When we live in a world filled with "LOLs" and "BRBs," it's unsurprising to see many words with invented spellings. The trouble is, no award-winning author ever thought "tho" was actually the way to spell "though."
So, does invented spelling fit anywhere into the learning process? The honest answer is yes. It's not something that can be avoided, and is actually a natural part of developing spelling skills. Let's take a look at how to incorporate this simple fact of life into your next spelling lesson.
Invented spelling, sometimes referred to as inventive spelling, is the practice of spelling unfamiliar words with an educated guess, based on phonetic knowledge.
Examples of invented spelling include:
In 1975, linguist Charles Read conducted a study of preschoolers who were beginning to relate letter names to the sounds of the alphabet. He discovered that students commonly "invented" spellings for words in their daily vocabulary by rearranging letters to fit their perception of the rules of the English language. He wrote,
"One sees clearly that different children chose the same phonetically motivated spellings to a degree that can hardly be explained as resulting from random choice or the influence of adults. Learning to spell is not a matter of memorizing words, but a developmental process that culminates in a much greater understanding of English spelling than simple relationships between speech sounds and their graphic representations."

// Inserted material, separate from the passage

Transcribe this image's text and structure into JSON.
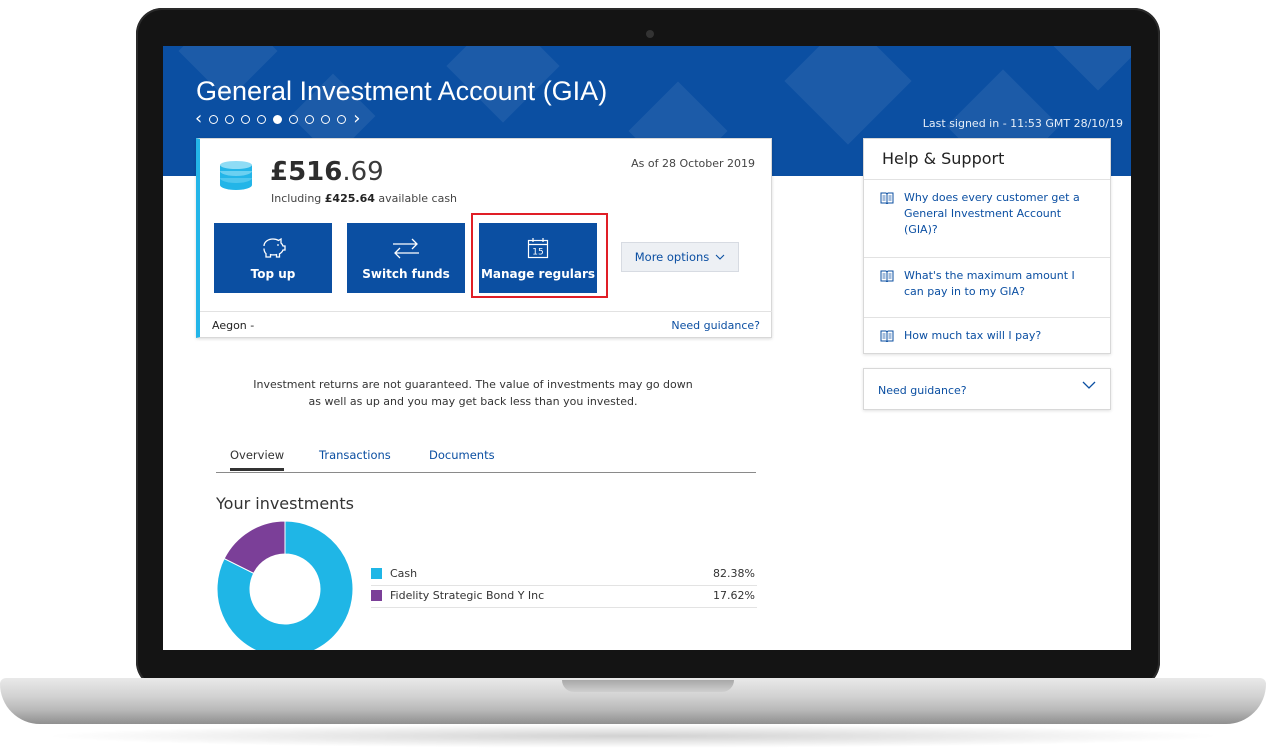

Thus, from a technical standpoint, invented spelling is not an instructional technique. It's merely a natural process that all children use as they're beginning to write. In a classroom where invented spelling is allowed, a teacher wouldn't deduct points from the student's grade for misspelled words in a composition.
There are advantages to invented spelling in the classroom. When monitored closely, it can offer a number of benefits for the blossoming speller. For example:
The potential disadvantages of allowing invented spelling are probably what you'd expect. For example:
You won't be hard-pressed to find teachers who consider invented spelling to be a developmentally appropriate step in the early stages of a child's reading and writing. Many will argue that invented spelling does not interfere with a child's ability to spell correctly in later years.
Many people compare invented spelling with the efforts a child makes when first learning to speak. A parent wouldn't criticize a child's first attempts to reproduce the sounds of the verbal language. Accordingly, a child's efforts to master written communication skills should be encouraged as well.
If your child's school has decided to allow invented spelling in the classroom, you can help by remembering the following tips:
If this is something of interest to you, why not take a look at it from several different angles? Feel free to explore the following links to see if this technique is right for your little learners: